Gene editing could aid against potato oxidization, disease resistance
Since its introduction in 2015, CRISPR-Cas 9 has taken the scientific world by storm.
Gene editing has allowed potato breeders to tackle major production issues, such as drought tolerance and disease pressure, as well as quality-related issues like browning.
Two projects make clear the potential of the technology for the industry. The first project addresses the oxidization of potatoes, while the other uses the technology as an approach for broad disease resistance.
Broad-spectrum disease resistance
Research scientist Junqi Song is the principal investigator of a team that believes gene editing could hold the key to unlocking broad-spectrum disease resistance in staple crops, including potato. Song is a plant pathologist based at the Texas A&M AgriLife Research Center in Dallas. His team has been focusing on late blight disease in tomato and potato.
While much of the research being done in gene editing switches genes off, Song is using the more complicated “knock-in” approach. The knock-in approach, he explained, introduces a new system, which increases the plants’ existing defense responses as they come into contact with pathogens.
In the past, researchers have tried to control disease by over-expressing certain genes. But this often led to adverse effects, including yield and quality reduction.
“So the idea we are taking is first we are going to identify the master regulator,” Song said. “Second, we identified a pathogen-responsive regulatory element, so we put those two together and we use this regulatory element to drive the expression of the master regulator of the new regulators. So this way, the different response will be boosted upon pathogen infection.”
The process might sound complicated; the result, however, is not. Simply put, broad-spectrum disease resistance is enhanced.
Song and his team are working on another project. This one targets two genes and hopes to increase potato yield using gene-editing technology.
“Based on the literature, if you knock out some of the tuberization genes, the potato yield will likely be increased,” he said. “And those genes are often involved in the circadian clock and also flowering. We don’t really care if it flowers, we only care about the tubers.”
Because the yield project uses knockout technology, it’s relatively easy in comparison to the disease resistance project, which uses knock-in technology. It could, however, be two to three years before the project is complete. Right now, researchers aren’t certain about the impact on yields, but Song guesses that a 10- to 20-percent increase is possible.
“It could be more,” he said. “I’m not sure right now, but it’s an interesting project for us to test.”
Modifying genes to stop oxidization
A group of researchers from the National Institute of Agricultural Technology (INTA) in Argentina, led by Sergio Feingold, head of the Agrobiotechnology Lab at INTA-Balcarce, recently modified the polyphenol oxidase gene in potatoes.
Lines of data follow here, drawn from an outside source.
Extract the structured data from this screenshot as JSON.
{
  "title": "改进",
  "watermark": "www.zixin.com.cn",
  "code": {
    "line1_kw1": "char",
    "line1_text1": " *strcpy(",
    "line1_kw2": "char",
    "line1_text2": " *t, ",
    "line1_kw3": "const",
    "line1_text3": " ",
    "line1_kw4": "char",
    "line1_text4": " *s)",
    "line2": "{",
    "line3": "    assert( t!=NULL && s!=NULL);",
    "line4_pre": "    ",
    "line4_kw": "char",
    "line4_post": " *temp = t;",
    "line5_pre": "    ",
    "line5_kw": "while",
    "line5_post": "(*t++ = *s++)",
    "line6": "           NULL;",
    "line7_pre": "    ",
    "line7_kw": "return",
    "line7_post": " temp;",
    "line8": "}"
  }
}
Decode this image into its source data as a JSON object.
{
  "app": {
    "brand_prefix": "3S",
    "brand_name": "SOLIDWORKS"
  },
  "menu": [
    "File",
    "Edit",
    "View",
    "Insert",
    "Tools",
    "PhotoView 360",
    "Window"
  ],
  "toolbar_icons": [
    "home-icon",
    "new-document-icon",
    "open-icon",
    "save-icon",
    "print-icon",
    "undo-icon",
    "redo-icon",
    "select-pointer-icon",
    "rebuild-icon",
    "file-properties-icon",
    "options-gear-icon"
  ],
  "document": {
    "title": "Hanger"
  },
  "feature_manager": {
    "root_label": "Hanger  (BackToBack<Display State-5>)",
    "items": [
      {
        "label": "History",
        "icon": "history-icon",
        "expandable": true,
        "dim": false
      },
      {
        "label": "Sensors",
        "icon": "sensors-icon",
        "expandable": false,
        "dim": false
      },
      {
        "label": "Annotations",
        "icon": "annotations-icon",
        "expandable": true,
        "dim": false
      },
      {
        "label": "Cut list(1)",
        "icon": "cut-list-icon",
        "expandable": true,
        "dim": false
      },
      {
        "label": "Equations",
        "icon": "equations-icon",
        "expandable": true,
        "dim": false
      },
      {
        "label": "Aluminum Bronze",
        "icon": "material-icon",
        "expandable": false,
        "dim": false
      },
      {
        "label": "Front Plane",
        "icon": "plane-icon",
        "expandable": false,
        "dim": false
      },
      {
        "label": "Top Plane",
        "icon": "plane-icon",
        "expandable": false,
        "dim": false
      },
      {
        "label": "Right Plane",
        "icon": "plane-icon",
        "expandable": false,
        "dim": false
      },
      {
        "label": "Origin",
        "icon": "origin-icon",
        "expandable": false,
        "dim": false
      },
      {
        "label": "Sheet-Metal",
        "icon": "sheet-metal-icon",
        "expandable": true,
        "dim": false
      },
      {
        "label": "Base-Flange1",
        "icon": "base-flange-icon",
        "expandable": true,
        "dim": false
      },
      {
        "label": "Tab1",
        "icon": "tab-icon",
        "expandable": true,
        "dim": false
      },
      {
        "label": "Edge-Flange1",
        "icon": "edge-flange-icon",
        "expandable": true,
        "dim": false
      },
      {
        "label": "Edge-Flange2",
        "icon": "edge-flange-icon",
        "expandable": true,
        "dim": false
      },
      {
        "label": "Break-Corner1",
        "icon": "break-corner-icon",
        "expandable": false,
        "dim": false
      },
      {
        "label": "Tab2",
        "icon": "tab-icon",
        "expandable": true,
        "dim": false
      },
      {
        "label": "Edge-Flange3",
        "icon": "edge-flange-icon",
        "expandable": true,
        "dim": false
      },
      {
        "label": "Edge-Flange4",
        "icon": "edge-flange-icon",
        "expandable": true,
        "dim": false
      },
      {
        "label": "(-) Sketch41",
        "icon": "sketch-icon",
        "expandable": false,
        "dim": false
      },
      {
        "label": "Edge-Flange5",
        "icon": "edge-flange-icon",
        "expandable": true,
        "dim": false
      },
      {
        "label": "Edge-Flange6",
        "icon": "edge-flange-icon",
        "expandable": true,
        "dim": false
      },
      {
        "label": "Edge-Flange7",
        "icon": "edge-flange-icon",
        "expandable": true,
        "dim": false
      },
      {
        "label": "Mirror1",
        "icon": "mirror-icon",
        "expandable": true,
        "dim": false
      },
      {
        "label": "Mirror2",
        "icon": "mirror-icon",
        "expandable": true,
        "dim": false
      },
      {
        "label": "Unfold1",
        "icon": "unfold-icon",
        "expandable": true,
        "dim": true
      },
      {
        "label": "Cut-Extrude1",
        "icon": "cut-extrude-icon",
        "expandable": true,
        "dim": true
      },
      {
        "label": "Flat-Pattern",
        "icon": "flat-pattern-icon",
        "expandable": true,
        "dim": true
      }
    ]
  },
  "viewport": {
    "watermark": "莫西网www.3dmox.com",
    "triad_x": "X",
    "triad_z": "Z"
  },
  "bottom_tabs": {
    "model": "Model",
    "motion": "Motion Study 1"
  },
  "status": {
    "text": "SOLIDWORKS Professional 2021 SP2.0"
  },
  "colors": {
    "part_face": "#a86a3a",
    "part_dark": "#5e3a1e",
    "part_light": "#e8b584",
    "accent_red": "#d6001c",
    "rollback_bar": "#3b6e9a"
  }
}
The gene is responsible for causing enzymatic browning in tubers, which means they turn black or brown when cut and exposed to air. Oxidization does not present any health concerns, but it does result in rejection by consumers and, therefore, industry.
As a result of this discovery, the Argentine researchers have been able to produce non-browning potatoes, as well as potatoes resistant to cold storage. This is not new, though. Simplot released two varieties — Innate Generation 1 and 2 — that offer similar benefits.
Generation 1 Innate potatoes are said to be less prone to bruising and black spots. They also produce less asparagine, which has the potential to reduce the formation of acrylamide by 58 to 72 percent.
Innate Generation 2 features similar traits, but also addresses the issues of shrinkage in cold storage, late blight, sugar ends and sprouting.
The difference, though, is in how they were produced, said Feingold, who pointed out the advantages of working with gene editing technology.
“There’s this common idea among countries — and I’m talking about the whole continent from Canada to Argentina and Chile — that if you can demonstrate that you have not inserted any foreign sequence in your product, it will not go under the same regulation as a GMO,” Feingold said. “It will go through the regulations of a normal variety that could have been obtained by classical breeding methods.”
“This is a very big advantage in the sense that you can easily introduce the products of these developments into the market because you don’t have this big, expensive and time-consuming wall of deregulating GMOs,” he said.
To aid in the smooth uptake of gene-edited products, like the non-oxidizing potato, the government of Argentina presented to the Committee on Sanitary and Phytosanitary Measures of the World Trade Organization, an “International Statement on Agricultural Applications of Precision Biotechnology.”
The submission, which was supported by Australia, Brazil, Canada, Paraguay and the United States, seeks to support science-based consideration of agricultural innovations. Feingold said he hopes that the submission will also encourage compatibility among countries, as well as minimize potential trade disruptions.
In the meantime, Feingold and his team at INTA are working to see if they can enhance water use efficiency and saline sensitivity in potato. The quality of water in Argentina is not the best, he said, which means they cannot grow more than one potato crop every four years. Addressing water use efficiency, he said, could reduce the crop’s use of energy, which could in turn help address climate change.